Data records ->
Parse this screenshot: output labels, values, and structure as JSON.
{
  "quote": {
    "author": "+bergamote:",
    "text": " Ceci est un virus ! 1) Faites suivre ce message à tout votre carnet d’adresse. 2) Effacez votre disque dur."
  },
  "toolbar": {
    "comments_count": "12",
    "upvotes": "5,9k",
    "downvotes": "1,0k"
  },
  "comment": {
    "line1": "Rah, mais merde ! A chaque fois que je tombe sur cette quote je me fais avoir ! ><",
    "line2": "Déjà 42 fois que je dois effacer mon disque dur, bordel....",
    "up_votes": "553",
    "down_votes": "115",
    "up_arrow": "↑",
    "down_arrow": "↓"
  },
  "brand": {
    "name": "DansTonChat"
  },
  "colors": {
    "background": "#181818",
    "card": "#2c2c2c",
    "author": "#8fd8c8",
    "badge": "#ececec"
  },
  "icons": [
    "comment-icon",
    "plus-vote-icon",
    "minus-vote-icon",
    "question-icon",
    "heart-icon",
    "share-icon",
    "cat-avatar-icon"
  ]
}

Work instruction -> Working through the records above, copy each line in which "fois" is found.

Task answer ->
    "line1": "Rah, mais merde ! A chaque fois que je tombe sur cette quote je me fais avoir ! ><",
    "line2": "Déjà 42 fois que je dois effacer mon disque dur, bordel....",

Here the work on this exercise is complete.